A Bottle in the Gaza Sea – Tal (Agathe Bonitzer) is a seventeen-year-old girl who has moved from France to Jerusalem with her family. She has a hard time understanding the war between the Israelis and Palestinians and uses the old-fashioned method of message in a bottle to try to reach someone on the other side of the Gaza Sea. A Palestinian named Naim (Mahmoud Shalaby) finds the bottle and responds to Tal via e-mail. The two strike up a long-distance friendship in spite of their difference. Meanwhile, the world around them tears itself apart as life is a constant back and forth of bombed cafes and buses. Directed by Thierry Binisti, who co-writes the script with Valérie Zenatti, this film will see a limited American run from Film Movement.
Crawlspace – Like sci-fi horror films? This one might be your cup of tea. Set in the Australian desert, there is an American Military Base that is holding scientists, patients undergoing experimental care, and something else. The base comes under attack from a mysterious assailant and the military has to go in and free the doctors, but something is not right. They come across a blonde woman with no memory of how she got there, or why, but she might be the key to the whole thing. Oh yeah, and there is something really going on. What could that something be? Justin Dix directs his first feature film, which will receive a limited release from IFC Films.
A Dark Truth – Begosian (Andy Garcia) is an ex-CIA operative who has left the agency to pursue his first love, Radio Talk Show Host. He is hired by a corporate whistle-blower (Deborah Kara Unger) to investigate her company’s involvement in a South American incident that cost a lot of innocence lives. While on mission, Begosian meets up with two activists (Eva Longoria and Forest Whitaker) and begins to learn the truth. All of this is wrapped up in drinking water, something that is depleting faster than people want to talk about, and because of that, they are labeling this movie an “Environmental Thriller,” how creative. Damian Lee directs this low-budget movie, which has been available via VOD since November, and will now see a limited theatrical run from Magnolia Pictures.

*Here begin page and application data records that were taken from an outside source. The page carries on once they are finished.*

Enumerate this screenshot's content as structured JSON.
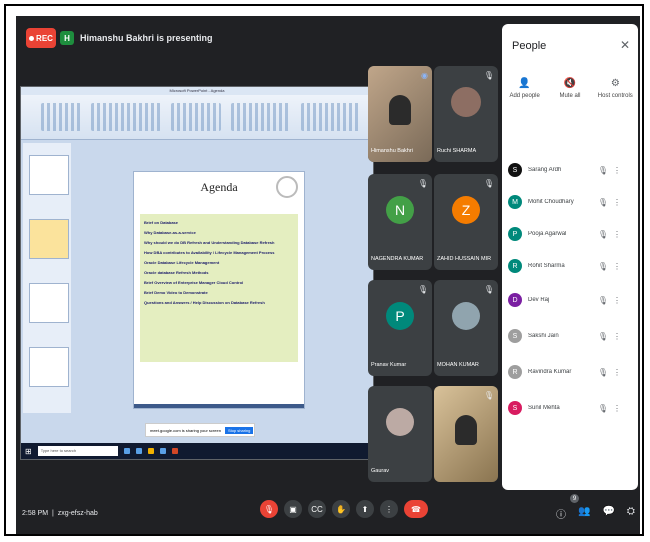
{
  "header": {
    "rec_label": "REC",
    "presenter_initial": "H",
    "presenter_text": "Himanshu Bakhri is presenting"
  },
  "slide": {
    "window_title": "Microsoft PowerPoint - Agenda",
    "title": "Agenda",
    "bullets": [
      "Brief on Database",
      "Why Database-as-a-service",
      "Why should we do DB Refresh and Understanding Database Refresh",
      "How DBA contributes to Availability / Lifecycle Management Process",
      "Oracle Database Lifecycle Management",
      "Oracle database Refresh Methods",
      "Brief Overview of Enterprise Manager Cloud Control",
      "Brief Demo Video to Demonstrate",
      "Questions and Answers / Help Discussion on Database Refresh"
    ],
    "share_bar_text": "meet.google.com is sharing your screen",
    "share_bar_button": "Stop sharing",
    "taskbar_search": "Type here to search"
  },
  "tiles": [
    {
      "name": "Himanshu Bakhri",
      "kind": "video"
    },
    {
      "name": "Ruchi SHARMA",
      "kind": "photo"
    },
    {
      "name": "NAGENDRA KUMAR",
      "kind": "avatar",
      "initial": "N",
      "color": "#43a047"
    },
    {
      "name": "ZAHID HUSSAIN MIR",
      "kind": "avatar",
      "initial": "Z",
      "color": "#f57c00"
    },
    {
      "name": "Pranav Kumar",
      "kind": "avatar",
      "initial": "P",
      "color": "#00897b"
    },
    {
      "name": "MOHAN KUMAR",
      "kind": "photo"
    },
    {
      "name": "Gaurav",
      "kind": "photo"
    },
    {
      "name": "",
      "kind": "video"
    }
  ],
  "people": {
    "title": "People",
    "actions": [
      {
        "label": "Add people",
        "icon": "add-person-icon"
      },
      {
        "label": "Mute all",
        "icon": "mute-all-icon"
      },
      {
        "label": "Host controls",
        "icon": "host-controls-icon"
      }
    ],
    "participants": [
      {
        "name": "Sarang Ardh",
        "initial": "S",
        "color": "#111111"
      },
      {
        "name": "Mohit Choudhary",
        "initial": "M",
        "color": "#00897b"
      },
      {
        "name": "Pooja Agarwal",
        "initial": "P",
        "color": "#00897b"
      },
      {
        "name": "Rohit Sharma",
        "initial": "R",
        "color": "#00897b"
      },
      {
        "name": "Dev Raj",
        "initial": "D",
        "color": "#7b1fa2"
      },
      {
        "name": "Sakshi Jain",
        "initial": "S",
        "color": "#9e9e9e"
      },
      {
        "name": "Ravindra Kumar",
        "initial": "R",
        "color": "#9e9e9e"
      },
      {
        "name": "Sunil Mehta",
        "initial": "S",
        "color": "#d81b60"
      }
    ]
  },
  "footer": {
    "time": "2:58 PM",
    "meeting_code": "zxg-efsz-hab",
    "people_count": "9"
  }
}
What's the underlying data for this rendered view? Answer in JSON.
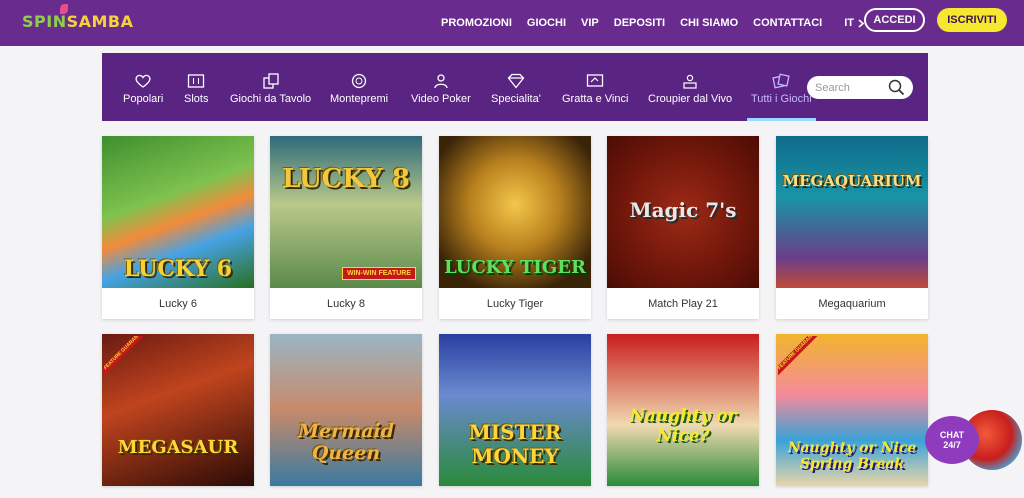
{
  "logo": {
    "part1": "SPIN",
    "part2": "SAMBA"
  },
  "top_nav": {
    "items": [
      "PROMOZIONI",
      "GIOCHI",
      "VIP",
      "DEPOSITI",
      "CHI SIAMO",
      "CONTATTACI"
    ],
    "language": "IT"
  },
  "auth": {
    "login": "ACCEDI",
    "signup": "ISCRIVITI"
  },
  "categories": [
    {
      "label": "Popolari",
      "icon": "heart-icon"
    },
    {
      "label": "Slots",
      "icon": "slot-machine-icon"
    },
    {
      "label": "Giochi da Tavolo",
      "icon": "cards-icon"
    },
    {
      "label": "Montepremi",
      "icon": "jackpot-icon"
    },
    {
      "label": "Video Poker",
      "icon": "player-icon"
    },
    {
      "label": "Specialita'",
      "icon": "diamond-icon"
    },
    {
      "label": "Gratta e Vinci",
      "icon": "scratch-card-icon"
    },
    {
      "label": "Croupier dal Vivo",
      "icon": "dealer-icon"
    },
    {
      "label": "Tutti i Giochi",
      "icon": "all-games-icon",
      "active": true
    }
  ],
  "search": {
    "placeholder": "Search"
  },
  "games": [
    {
      "name": "Lucky 6",
      "art": "LUCKY 6"
    },
    {
      "name": "Lucky 8",
      "art": "LUCKY 8",
      "badge": "WIN-WIN FEATURE"
    },
    {
      "name": "Lucky Tiger",
      "art": "LUCKY TIGER"
    },
    {
      "name": "Match Play 21",
      "art": "Magic 7's"
    },
    {
      "name": "Megaquarium",
      "art": "MEGAQUARIUM"
    },
    {
      "name": "",
      "art": "MEGASAUR",
      "banner": "FEATURE GUARANTEE"
    },
    {
      "name": "",
      "art": "Mermaid Queen"
    },
    {
      "name": "",
      "art": "MISTER MONEY"
    },
    {
      "name": "",
      "art": "Naughty or Nice?"
    },
    {
      "name": "",
      "art": "Naughty or Nice Spring Break",
      "banner": "FEATURE GUARANTEE"
    }
  ],
  "chat": {
    "line1": "CHAT",
    "line2": "24/7"
  },
  "colors": {
    "header": "#6a2b8f",
    "category_bar": "#5a2483",
    "signup_button": "#f6e830",
    "active_underline": "#9ad8ff"
  }
}
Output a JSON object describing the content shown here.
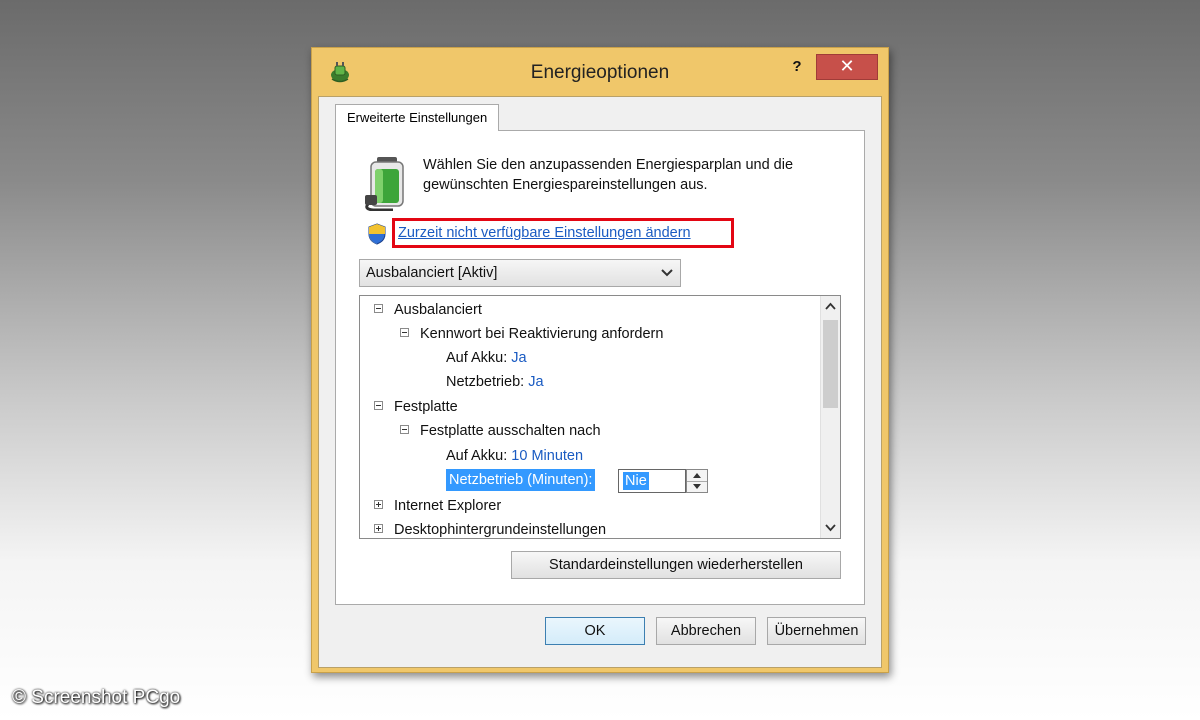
{
  "window": {
    "title": "Energieoptionen",
    "help_label": "?",
    "close_label": "✕"
  },
  "tab": {
    "label": "Erweiterte Einstellungen"
  },
  "intro": {
    "text": "Wählen Sie den anzupassenden Energiesparplan und die gewünschten Energiespareinstellungen aus."
  },
  "link": {
    "text": "Zurzeit nicht verfügbare Einstellungen ändern",
    "highlight_color": "#e30613"
  },
  "plan_select": {
    "value": "Ausbalanciert [Aktiv]"
  },
  "tree": {
    "ausbalanciert": "Ausbalanciert",
    "kennwort": "Kennwort bei Reaktivierung anfordern",
    "kennwort_akku_label": "Auf Akku:",
    "kennwort_akku_value": "Ja",
    "kennwort_netz_label": "Netzbetrieb:",
    "kennwort_netz_value": "Ja",
    "festplatte": "Festplatte",
    "festplatte_aus": "Festplatte ausschalten nach",
    "festplatte_akku_label": "Auf Akku:",
    "festplatte_akku_value": "10 Minuten",
    "festplatte_netz_label": "Netzbetrieb (Minuten):",
    "festplatte_netz_value": "Nie",
    "internet_explorer": "Internet Explorer",
    "desktop": "Desktophintergrundeinstellungen"
  },
  "buttons": {
    "restore": "Standardeinstellungen wiederherstellen",
    "ok": "OK",
    "cancel": "Abbrechen",
    "apply": "Übernehmen"
  },
  "watermark": "© Screenshot PCgo",
  "colors": {
    "link": "#1a5bc2",
    "selection": "#3399ff",
    "close": "#c7504a",
    "frame": "#f0c76a"
  }
}
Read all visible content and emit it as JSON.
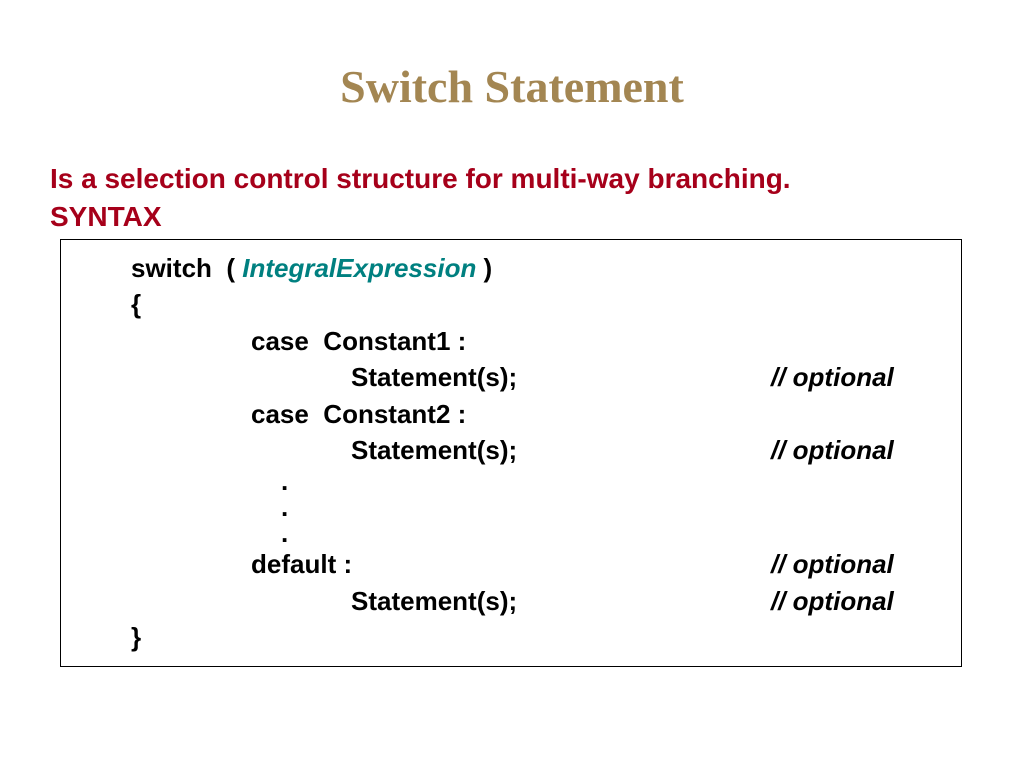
{
  "title": "Switch Statement",
  "subtitle": "Is a selection control structure for multi-way branching.",
  "syntax_label": "SYNTAX",
  "code": {
    "switch_kw": "switch  ( ",
    "switch_expr": "IntegralExpression",
    "switch_close": " )",
    "open_brace": "{",
    "case1": "case  Constant1 :",
    "stmt": "Statement(s);",
    "optional": "// optional",
    "case2": "case  Constant2 :",
    "dot": ".",
    "default": "default :",
    "close_brace": "}"
  }
}
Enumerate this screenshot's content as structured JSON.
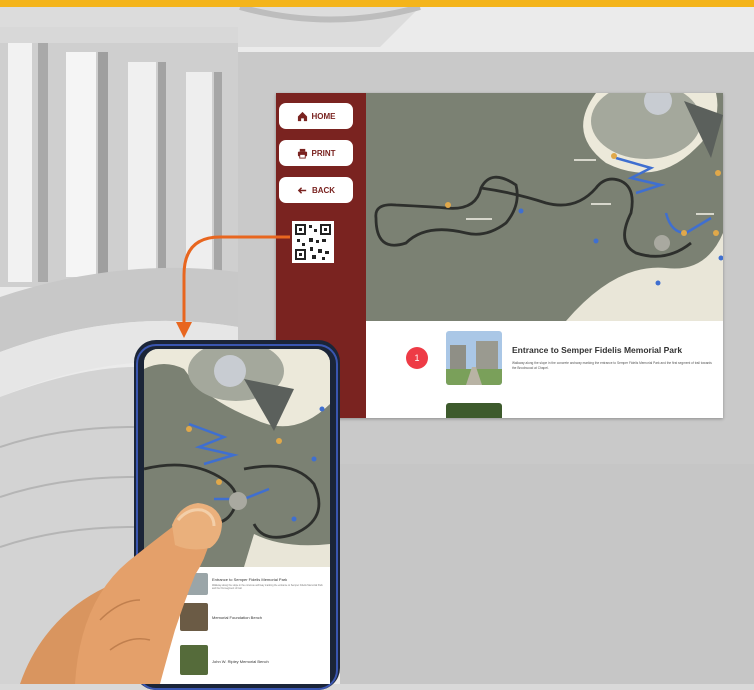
{
  "kiosk": {
    "nav": [
      {
        "label": "HOME",
        "icon": "home-icon"
      },
      {
        "label": "PRINT",
        "icon": "printer-icon"
      },
      {
        "label": "BACK",
        "icon": "back-arrow-icon"
      }
    ],
    "info": {
      "title": "Entrance to Semper Fidelis Memorial Park",
      "description": "Walkway along the slope in the concrete archway marking the entrance to Semper Fidelis Memorial Park and the first segment of trail towards the Brookwood at Chapel.",
      "pin_label": "1"
    }
  },
  "phone": {
    "list": [
      {
        "title": "Entrance to Semper Fidelis Memorial Park",
        "description": "Walkway along the slope in the concrete archway marking the entrance to Semper Fidelis Memorial Park and the first segment of trail."
      },
      {
        "title": "Memorial Foundation Bench"
      },
      {
        "title": "John W. Ripley Memorial Bench"
      }
    ]
  },
  "colors": {
    "accent": "#f4b41a",
    "sidebar": "#7a2320",
    "pin": "#ee3b46",
    "arrow": "#e8661f",
    "trail": "#3f6fd0"
  }
}
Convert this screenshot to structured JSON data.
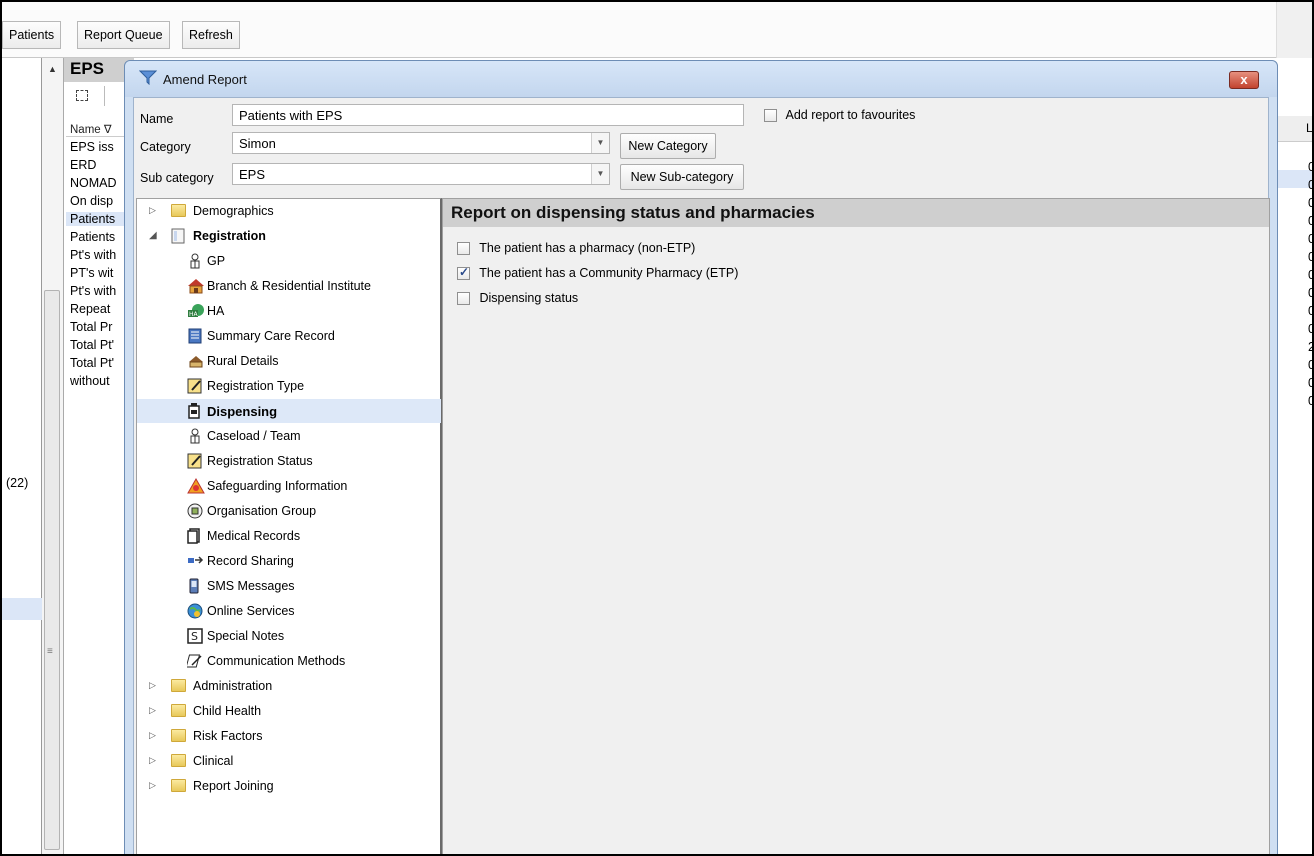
{
  "toolbar": {
    "buttons": [
      "Patients",
      "Report Queue",
      "Refresh"
    ]
  },
  "left_pane": {
    "count": "(22)"
  },
  "background_list": {
    "title": "EPS",
    "column_header": "Name ∇",
    "items": [
      "EPS iss",
      "ERD",
      "NOMAD",
      "On disp",
      "Patients",
      "Patients",
      "Pt's with",
      "PT's wit",
      "Pt's with",
      "Repeat",
      "Total Pr",
      "Total Pt'",
      "Total Pt'",
      "without"
    ],
    "right_column_header": "L",
    "right_values": [
      "0",
      "0",
      "0",
      "0",
      "0",
      "0",
      "0",
      "0",
      "0",
      "0",
      "2",
      "0",
      "0",
      "0"
    ]
  },
  "dialog": {
    "title": "Amend Report",
    "close_label": "x",
    "name_label": "Name",
    "name_value": "Patients with EPS",
    "favourites_label": "Add report to favourites",
    "favourites_checked": false,
    "category_label": "Category",
    "category_value": "Simon",
    "new_category_label": "New Category",
    "subcategory_label": "Sub category",
    "subcategory_value": "EPS",
    "new_subcategory_label": "New Sub-category"
  },
  "tree": {
    "items": [
      {
        "label": "Demographics",
        "level": 0,
        "expanded": false,
        "icon": "folder-icon"
      },
      {
        "label": "Registration",
        "level": 0,
        "expanded": true,
        "icon": "document-icon",
        "bold": true
      },
      {
        "label": "GP",
        "level": 1,
        "icon": "person-icon"
      },
      {
        "label": "Branch & Residential Institute",
        "level": 1,
        "icon": "house-icon"
      },
      {
        "label": "HA",
        "level": 1,
        "icon": "ha-icon"
      },
      {
        "label": "Summary Care Record",
        "level": 1,
        "icon": "record-icon"
      },
      {
        "label": "Rural Details",
        "level": 1,
        "icon": "rural-icon"
      },
      {
        "label": "Registration Type",
        "level": 1,
        "icon": "form-icon"
      },
      {
        "label": "Dispensing",
        "level": 1,
        "icon": "bottle-icon",
        "selected": true,
        "bold": true
      },
      {
        "label": "Caseload / Team",
        "level": 1,
        "icon": "person-icon"
      },
      {
        "label": "Registration Status",
        "level": 1,
        "icon": "form-icon"
      },
      {
        "label": "Safeguarding Information",
        "level": 1,
        "icon": "warning-icon"
      },
      {
        "label": "Organisation Group",
        "level": 1,
        "icon": "organisation-icon"
      },
      {
        "label": "Medical Records",
        "level": 1,
        "icon": "records-icon"
      },
      {
        "label": "Record Sharing",
        "level": 1,
        "icon": "sharing-icon"
      },
      {
        "label": "SMS Messages",
        "level": 1,
        "icon": "phone-icon"
      },
      {
        "label": "Online Services",
        "level": 1,
        "icon": "globe-icon"
      },
      {
        "label": "Special Notes",
        "level": 1,
        "icon": "notes-icon"
      },
      {
        "label": "Communication Methods",
        "level": 1,
        "icon": "pen-icon"
      },
      {
        "label": "Administration",
        "level": 0,
        "expanded": false,
        "icon": "folder-icon"
      },
      {
        "label": "Child Health",
        "level": 0,
        "expanded": false,
        "icon": "folder-icon"
      },
      {
        "label": "Risk Factors",
        "level": 0,
        "expanded": false,
        "icon": "folder-icon"
      },
      {
        "label": "Clinical",
        "level": 0,
        "expanded": false,
        "icon": "folder-icon"
      },
      {
        "label": "Report Joining",
        "level": 0,
        "expanded": false,
        "icon": "folder-icon"
      }
    ]
  },
  "panel": {
    "heading": "Report on dispensing status and pharmacies",
    "options": [
      {
        "label": "The patient has a pharmacy (non-ETP)",
        "checked": false
      },
      {
        "label": "The patient has a Community Pharmacy (ETP)",
        "checked": true
      },
      {
        "label": "Dispensing status",
        "checked": false
      }
    ]
  }
}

My Brooklyn – Gentrification only works for those with money. For those without, tough titty, please don’t get in the way of progress. Kelly Anderson documents the changing face of Brooklyn, a place that use to attract low rents, artist, Bohemians, urbans, immigrants… Now it is a stomping ground for Mayor Michael Bloomberg and a lot of high-end retail shopping stores. Many different opinions and point of views is on display in this doc, but the subtext to all this talk of gentrification really comes down to racial and economic diversity. Gentrification is consumerism disguised as progress. Bloomberg wants to bring in luxury living and high-end retail stores: money attracts money. Sounds great if you are on the right side of things, but someone has to be displaced for all this to work. When you look at the people who have staked their claims but can no longer afford the changing neighborhood, what do we tell them? These are the people who built and maintained the community. These people are the living history of a city. What obligation do we as a community have toward our history, our future, and our citizens? Friday starts a one-week release from IFP.
Texas Chainsaw 3D – Who could have predicted that Tobe Hooper’s 1974 horror classic The Texas Chainsaw Massacre would have spawned a whole franchise of sequels and remakes? You know the events, or if you don’t you probably won’t care to know them, but a quick recap: A group of teenagers visit an abandoned mansion for a weekend of sex and drugs. The mansion in question actually belongs to Leatherface, the chainsaw wielding cannibal that likes to wear his victims face like a mask. Oops. Hope you like 3-D, because there will be no shortage of chainsaws coming out at you. John Lussenhop directs this remake/sequel/cash grab. Out in wide release from Lionsgate.